Voting & Elections Legislation and Initiatives

Voting is best way to enact change in our democracy. California Common Cause is working to make our voting systems better, safer, and more accessible, so everyday citizens can participate and influence the political process.

2019 Legislation and Initiatives

Conditional Voter Registration at Polling Places

SB 72 (Umberg – Santa Ana)
California Common Cause sponsored this Legislation

Summary: This bill would expand California’s Same Day Voter Registration law, requiring polling places to offer same day registration to voters on Election Day. Under current law, counties are only required to offer same day registration at their county registrar’s office and at vote centers (for Voter’s Choice Act counties). This bill would ensure that all voters have access to register or update their voter registration at polling places on Election Day.

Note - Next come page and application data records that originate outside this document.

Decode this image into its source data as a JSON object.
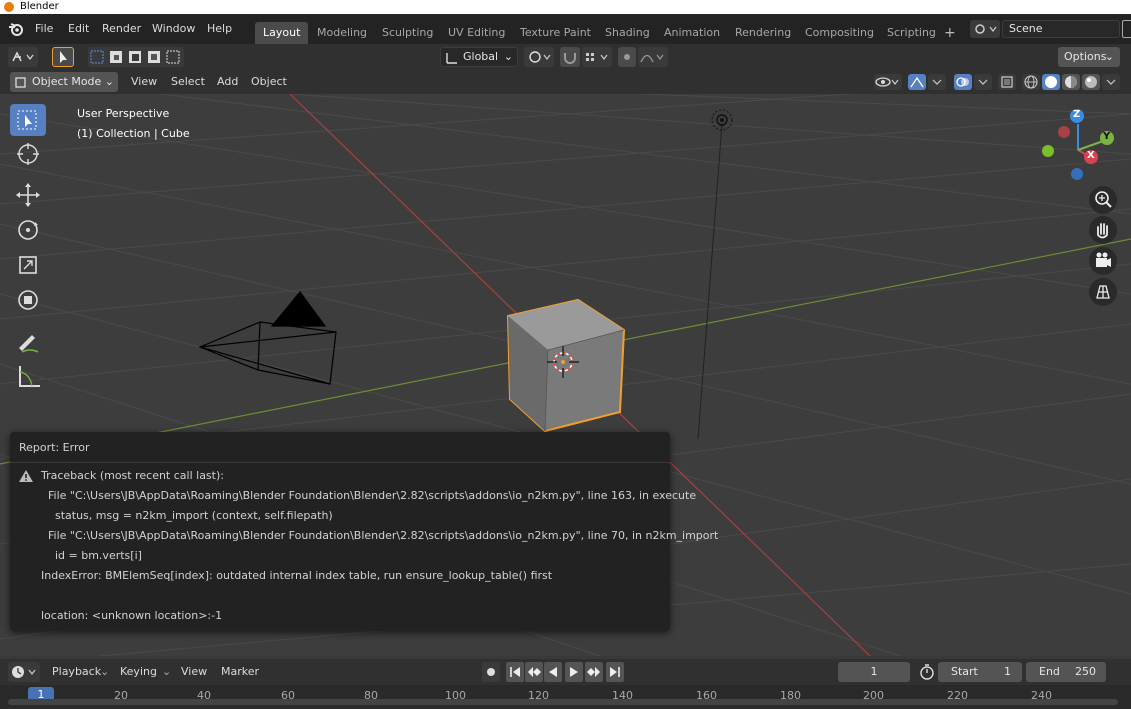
{
  "window": {
    "title": "Blender"
  },
  "topbar": {
    "menus": [
      "File",
      "Edit",
      "Render",
      "Window",
      "Help"
    ],
    "workspaces": [
      "Layout",
      "Modeling",
      "Sculpting",
      "UV Editing",
      "Texture Paint",
      "Shading",
      "Animation",
      "Rendering",
      "Compositing",
      "Scripting"
    ],
    "active_workspace": "Layout",
    "add_tab": "+",
    "scene": "Scene"
  },
  "tool_settings": {
    "transform_orientation": "Global",
    "options_label": "Options"
  },
  "header": {
    "mode": "Object Mode",
    "menus": [
      "View",
      "Select",
      "Add",
      "Object"
    ]
  },
  "viewport": {
    "perspective": "User Perspective",
    "collection_info": "(1) Collection | Cube",
    "gizmo_axes": {
      "x": "X",
      "y": "Y",
      "z": "Z"
    }
  },
  "report": {
    "title": "Report: Error",
    "lines": [
      "Traceback (most recent call last):",
      "  File \"C:\\Users\\JB\\AppData\\Roaming\\Blender Foundation\\Blender\\2.82\\scripts\\addons\\io_n2km.py\", line 163, in execute",
      "    status, msg = n2km_import (context, self.filepath)",
      "  File \"C:\\Users\\JB\\AppData\\Roaming\\Blender Foundation\\Blender\\2.82\\scripts\\addons\\io_n2km.py\", line 70, in n2km_import",
      "    id = bm.verts[i]",
      "IndexError: BMElemSeq[index]: outdated internal index table, run ensure_lookup_table() first",
      "",
      "location: <unknown location>:-1"
    ]
  },
  "timeline": {
    "menus": [
      "Playback",
      "Keying",
      "View",
      "Marker"
    ],
    "current_frame": "1",
    "start_label": "Start",
    "start_value": "1",
    "end_label": "End",
    "end_value": "250",
    "ruler_ticks": [
      "1",
      "20",
      "40",
      "60",
      "80",
      "100",
      "120",
      "140",
      "160",
      "180",
      "200",
      "220",
      "240"
    ]
  },
  "colors": {
    "accent": "#5680c2",
    "selection_outline": "#f0a030",
    "x_axis": "#d9434f",
    "y_axis": "#7cb342",
    "z_axis": "#3b8be0"
  }
}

Pre-Registration for 15-Year-Olds

SB 727 (Stern – Canoga Park)
California Common Cause supported this Legislation

Summary: Current law allows 16 and 17-year-olds to pre-register to vote, automatically becoming registered on their 18th birthday. This bill would expand pre-registration to allow 15-year-olds to pre-register to vote.

Secure the VOTE Act

AB 1784 (Santiago – Los Angeles)
California Common Cause supported this Legislation

Summary: The Secure the VOTE Act, would authorize the Secretary of State to award up to $16,000,000 in matching funds, upon appropriation by the Legislature, to counties for the development of open-source paper ballot voting systems.


2018 Legislation and Initiatives

Establishing an Office of Elections Cybersecurity

AB 3075 (Berman – Palo Alto)
California Common Cause supported the budget request for this Legislation

Summary: AB 3075 establishes an Office of Elections Cybersecurity (OEC) within the Secretary of State’s office. The OEC will distribute expert information and best practices and communicate with federal, state, and local agencies about future threats. Now, more than ever, we need to devote resources to protecting our elections from hostile actors.


Requiring Prepaid Postage for Vote-by-Mail Ballots

AB 216 (Gonzalez Fletcher – San Diego)
California Common Cause supported this Legislation

Summary: AB 216 requires all vote-by-mail ballots to be postage prepaid. Beginning in January 2019, vote-by-mail voters across the state no longer have to affix stamps to return their ballot. AB 216 ensures that voting remains free for all Californians and standardizes the vote-by-mail return process across counties.


Proposition 71: Effective Date of Ballot Measures Amendment

California Common Cause supported this Initiative

Summary: California Common Cause proudly supported Proposition 71, which  will change the date that future ballot measures will take effect from the day after the election to five days after the Secretary of State certifies the result of the vote. Proposition 71 passed on June 5 with more than 77% of the vote.

Current law requires successful ballot measures to take effect the day after the election that passes them. However, if the vote results are close enough, it can often take days to weeks to certify whether or not a ballot measure has passed—making it unclear during that time period what, precisely, the effective law in the state is. This problem is exacerbated by vote-by-mail (VBM) voting, which now accounts for about 60% of ballots cast in California, as such validly cast ballots often arrive in the mail several days after election day.

To remedy this problem, the Legislature unanimously referred ACA 17, which became Proposition 71, to the ballot. By delaying the effective date of ballot measures until after the final vote is known, it eliminates the strange twilight period after an election where California law is in effect unknowable. Proposition 71 provides a clear, simple improvement to the ballot measure process.


Local Initiative Reform

SB 1153 (Stern – Canoga Park)
California Common Cause supported this Legislation

Summary: In 2014, the Legislature passed the Ballot Initiative Transparency Act (SB 1253), which required a public review process for state ballot measures and gave opportunity for the Legislature to negotiate, and potentially reach a compromise, with the initiative proponents, in which case the measure could be withdrawn from the ballot prior to its qualifying. BITA was a success during the 2016 election cycle; SB 1153 will extend a similar reform at the local level.

City and County initiative proponents would now be allowed to withdraw their petitions even after submitting their gathered signatures for verification, which will create beneficial space for compromise and negotiation in the direct democracy process.

Next Campaign

California Motor Voter